Stealth visit by the Olympic torch

It was predictable enough that next year's Olympic Torch Relay would start at Land's End but few could have imagined that the route would bypass the largest conurbation in Cornwall.

The Games organisers claim that they aim to bring the torch to all the main population centres. If that is the case, then the chosen route through Cornwall represents something of a cock-up.

The Camborne-Redruth conurbation is the heart of Cornwall with a population of 60,000 compared to a mere 20,000 for the "City" of Truro, and just 10,000 for Helston both of which are included on the route.

Carn Brea is home to Cornwall's only eight lane synthetic athletics track and the largest athletics club in Cornwall. Camborne and Redruth are also the centre of Cornish Rugby and the heart of Cornwall's industrial heritage.

What on earth were the organisers thinking?

Friday, 4 November 2011

Cornwall Council

Turning around failing organisations always takes time but I have watched the progress made at Cornwall Council over the past two years with interest. Much of the constituency case work that an MP receives relates directly to the work of the local authority. From highways and parking issues, to housing, anti- social behaviour, planning and school transport. There are many challenges that people face in their daily lives which need an effective response from Cornwall Council and, as an MP, you get to know where weaknesses exist and where improvements are taking place.

It is always easy to criticise and highlight those areas where improvements are still needed but I also think it very important to give credit where credit is due and to recognise the improvements that have been made. I think that Alec Robertson has grown into the job as Council Leader and that, bit by bit, the problems that have plagued Cornwall for years are being sorted out.

Three years ago, Cornwall Council was rated by the Audit Commission as one of the worst performing councils in the country, right down in the bottom 4 percent. But this year it was shortlisted for an award as the most improved Council of the year.

Three years ago, spending by Cornwall Council was out of control with debts rising and council tax going up. Now, the finances are back under control and council tax has been frozen this year and will be frozen again next year to help hard pressed households.
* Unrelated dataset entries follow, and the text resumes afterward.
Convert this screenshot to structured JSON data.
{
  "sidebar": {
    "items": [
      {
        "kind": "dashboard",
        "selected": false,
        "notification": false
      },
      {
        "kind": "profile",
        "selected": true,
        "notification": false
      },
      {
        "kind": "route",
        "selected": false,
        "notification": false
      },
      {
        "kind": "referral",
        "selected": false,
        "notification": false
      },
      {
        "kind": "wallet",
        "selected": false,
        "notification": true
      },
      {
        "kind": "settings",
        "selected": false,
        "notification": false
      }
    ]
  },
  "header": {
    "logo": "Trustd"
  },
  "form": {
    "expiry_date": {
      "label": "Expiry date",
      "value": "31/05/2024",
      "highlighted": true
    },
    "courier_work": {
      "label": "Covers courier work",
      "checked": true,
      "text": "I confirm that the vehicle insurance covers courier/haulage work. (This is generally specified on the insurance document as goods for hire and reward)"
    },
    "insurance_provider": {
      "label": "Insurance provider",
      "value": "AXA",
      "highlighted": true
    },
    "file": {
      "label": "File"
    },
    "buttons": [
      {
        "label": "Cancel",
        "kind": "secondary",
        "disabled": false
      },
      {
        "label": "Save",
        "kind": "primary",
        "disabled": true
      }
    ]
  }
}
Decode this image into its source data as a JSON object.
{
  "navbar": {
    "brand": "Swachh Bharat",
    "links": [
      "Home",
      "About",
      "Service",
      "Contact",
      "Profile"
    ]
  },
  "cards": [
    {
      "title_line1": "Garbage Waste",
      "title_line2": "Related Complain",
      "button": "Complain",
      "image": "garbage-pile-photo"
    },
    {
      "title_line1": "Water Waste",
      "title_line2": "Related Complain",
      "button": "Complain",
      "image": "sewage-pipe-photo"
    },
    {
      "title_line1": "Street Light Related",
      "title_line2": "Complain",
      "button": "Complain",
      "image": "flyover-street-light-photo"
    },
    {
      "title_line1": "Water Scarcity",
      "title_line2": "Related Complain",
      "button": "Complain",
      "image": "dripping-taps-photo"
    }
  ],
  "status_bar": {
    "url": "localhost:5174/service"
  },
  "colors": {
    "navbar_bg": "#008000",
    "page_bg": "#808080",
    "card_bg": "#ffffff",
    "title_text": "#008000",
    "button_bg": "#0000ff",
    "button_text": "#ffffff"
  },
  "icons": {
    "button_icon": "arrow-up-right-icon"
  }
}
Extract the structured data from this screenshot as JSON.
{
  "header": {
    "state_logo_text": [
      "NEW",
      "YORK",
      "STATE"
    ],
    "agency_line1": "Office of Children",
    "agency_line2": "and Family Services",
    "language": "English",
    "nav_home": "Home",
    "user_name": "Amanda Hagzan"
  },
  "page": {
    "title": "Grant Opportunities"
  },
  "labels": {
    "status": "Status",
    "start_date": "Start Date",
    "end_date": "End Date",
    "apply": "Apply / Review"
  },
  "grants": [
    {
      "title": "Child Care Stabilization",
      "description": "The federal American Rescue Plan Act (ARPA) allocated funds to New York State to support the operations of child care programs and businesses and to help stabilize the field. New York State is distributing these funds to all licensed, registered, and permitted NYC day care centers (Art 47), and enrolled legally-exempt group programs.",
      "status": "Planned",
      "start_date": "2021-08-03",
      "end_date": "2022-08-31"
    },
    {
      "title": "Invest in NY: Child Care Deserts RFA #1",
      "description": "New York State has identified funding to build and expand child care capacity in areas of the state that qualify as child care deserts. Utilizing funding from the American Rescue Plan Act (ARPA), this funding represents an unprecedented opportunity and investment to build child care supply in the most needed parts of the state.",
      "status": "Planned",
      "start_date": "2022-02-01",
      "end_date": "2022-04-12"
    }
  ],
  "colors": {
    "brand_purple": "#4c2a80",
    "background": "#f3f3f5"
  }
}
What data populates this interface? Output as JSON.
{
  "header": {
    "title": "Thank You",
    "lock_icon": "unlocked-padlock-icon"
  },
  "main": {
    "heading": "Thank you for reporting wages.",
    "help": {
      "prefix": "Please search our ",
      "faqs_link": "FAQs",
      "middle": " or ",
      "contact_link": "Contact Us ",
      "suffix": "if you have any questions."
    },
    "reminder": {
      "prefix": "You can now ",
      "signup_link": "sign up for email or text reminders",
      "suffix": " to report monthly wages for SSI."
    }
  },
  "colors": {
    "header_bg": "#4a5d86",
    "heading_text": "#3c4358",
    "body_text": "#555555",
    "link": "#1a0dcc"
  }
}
And who can forget how Cornwall was turned into a national laughing stock three years ago over the mismanagement which led to Newquay Airport being forced to close? But this year, Newquay Airport has been designated an Enterprise Zone with the potential to create hundreds of new, high paid jobs in the aerospace industry.

Finally, there has been solid progress improving services like adult social care and child protection. This year, the adult social care budget was protected and next year it will be increased. There have also been important personnel changes which mean that Cornwall’s social services are starting to raise their game.

The early action to sort out Cornwall Council's finances means that Alec Robertson has been able to bring forward other creative policy ideas including a new bursary fund to help Cornish students study for their degree and a new top up to the government's Learner Support Fund to help those in further education with costs like transport and text books.

I don’t pretend that everything is perfect. There is still a lot more to do, but Cornwall Council has made good progress over the last two years and we should give credit where credit is due.

George Eustice can be contacted at or 1 Trevenson Street, Camborne, Cornwall TR14 8JD or by telephone on 020 72197032.

Digital Skills and Connectivity

One of the ways we can raise wages and incomes in the area is by promoting more apprenticeships and locally Cornwall College which I attende...